Materials provided START

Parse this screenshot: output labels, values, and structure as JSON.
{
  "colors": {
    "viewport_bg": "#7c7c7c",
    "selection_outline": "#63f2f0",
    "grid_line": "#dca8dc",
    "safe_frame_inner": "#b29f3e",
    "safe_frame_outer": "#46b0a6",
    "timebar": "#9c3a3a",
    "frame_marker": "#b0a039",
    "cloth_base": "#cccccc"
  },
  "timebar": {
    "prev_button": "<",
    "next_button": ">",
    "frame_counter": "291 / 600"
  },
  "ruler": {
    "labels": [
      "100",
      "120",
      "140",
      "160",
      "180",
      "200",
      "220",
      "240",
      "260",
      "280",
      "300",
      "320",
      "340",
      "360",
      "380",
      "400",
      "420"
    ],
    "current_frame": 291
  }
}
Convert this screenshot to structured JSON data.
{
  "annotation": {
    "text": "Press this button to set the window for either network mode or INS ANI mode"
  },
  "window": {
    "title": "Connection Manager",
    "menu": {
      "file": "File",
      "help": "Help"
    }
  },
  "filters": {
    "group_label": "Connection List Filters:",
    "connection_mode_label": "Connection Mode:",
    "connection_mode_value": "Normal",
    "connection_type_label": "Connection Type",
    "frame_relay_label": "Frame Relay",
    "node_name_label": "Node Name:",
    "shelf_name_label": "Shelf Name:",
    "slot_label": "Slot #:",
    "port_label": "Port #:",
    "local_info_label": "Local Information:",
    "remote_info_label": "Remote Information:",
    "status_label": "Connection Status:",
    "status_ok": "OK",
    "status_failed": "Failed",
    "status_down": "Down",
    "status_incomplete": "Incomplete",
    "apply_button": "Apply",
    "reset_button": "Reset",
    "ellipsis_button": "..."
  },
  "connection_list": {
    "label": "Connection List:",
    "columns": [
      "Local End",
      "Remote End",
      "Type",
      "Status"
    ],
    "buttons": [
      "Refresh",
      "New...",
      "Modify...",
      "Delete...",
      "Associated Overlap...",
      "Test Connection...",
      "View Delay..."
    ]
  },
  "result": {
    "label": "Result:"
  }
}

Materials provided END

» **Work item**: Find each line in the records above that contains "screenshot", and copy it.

» **Answer section**:
Parse this screenshot: output labels, values, and structure as JSON.
Convert this screenshot to structured JSON data.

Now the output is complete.